### PROVIDED ENTRIES
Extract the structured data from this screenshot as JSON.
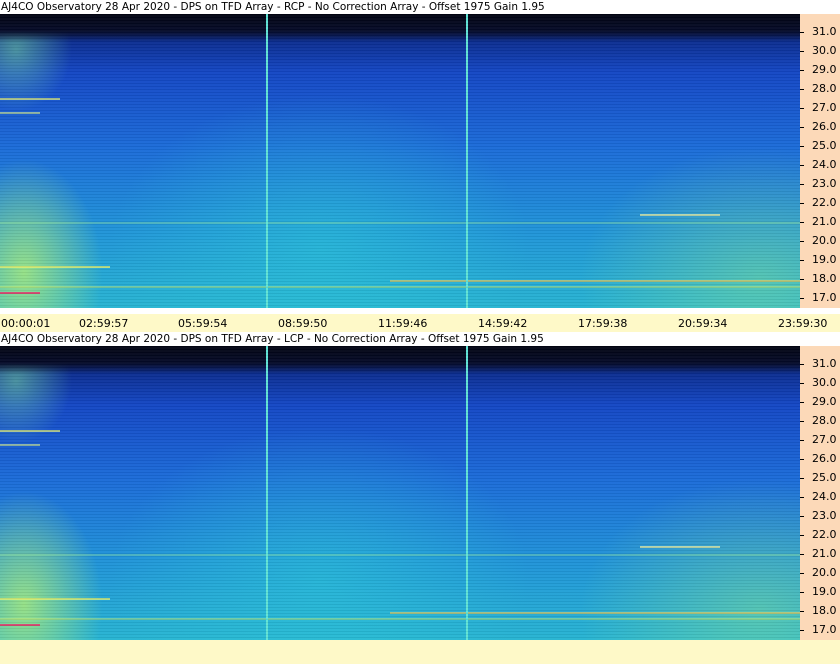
{
  "panels": [
    {
      "title": "AJ4CO Observatory 28 Apr 2020 - DPS on TFD Array  - RCP  -  No Correction Array  -  Offset 1975  Gain 1.95",
      "polarization": "RCP"
    },
    {
      "title": "AJ4CO Observatory 28 Apr 2020 - DPS on TFD Array  - LCP  -  No Correction Array  -  Offset 1975  Gain 1.95",
      "polarization": "LCP"
    }
  ],
  "frequency_labels": [
    "31.0",
    "30.0",
    "29.0",
    "28.0",
    "27.0",
    "26.0",
    "25.0",
    "24.0",
    "23.0",
    "22.0",
    "21.0",
    "20.0",
    "19.0",
    "18.0",
    "17.0"
  ],
  "time_labels": [
    "00:00:01",
    "02:59:57",
    "05:59:54",
    "08:59:50",
    "11:59:46",
    "14:59:42",
    "17:59:38",
    "20:59:34",
    "23:59:30"
  ],
  "colors": {
    "cursor": "#5fe3d6",
    "scale_background": "#fcd9b8",
    "time_axis_background": "#fef9c8"
  }
}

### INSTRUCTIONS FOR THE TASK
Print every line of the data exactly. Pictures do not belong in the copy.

### RESPONSE
Extract the structured data from this screenshot as JSON.
{
  "panels": [
    {
      "title": "AJ4CO Observatory 28 Apr 2020 - DPS on TFD Array  - RCP  -  No Correction Array  -  Offset 1975  Gain 1.95",
      "polarization": "RCP"
    },
    {
      "title": "AJ4CO Observatory 28 Apr 2020 - DPS on TFD Array  - LCP  -  No Correction Array  -  Offset 1975  Gain 1.95",
      "polarization": "LCP"
    }
  ],
  "frequency_labels": [
    "31.0",
    "30.0",
    "29.0",
    "28.0",
    "27.0",
    "26.0",
    "25.0",
    "24.0",
    "23.0",
    "22.0",
    "21.0",
    "20.0",
    "19.0",
    "18.0",
    "17.0"
  ],
  "time_labels": [
    "00:00:01",
    "02:59:57",
    "05:59:54",
    "08:59:50",
    "11:59:46",
    "14:59:42",
    "17:59:38",
    "20:59:34",
    "23:59:30"
  ],
  "colors": {
    "cursor": "#5fe3d6",
    "scale_background": "#fcd9b8",
    "time_axis_background": "#fef9c8"
  }
}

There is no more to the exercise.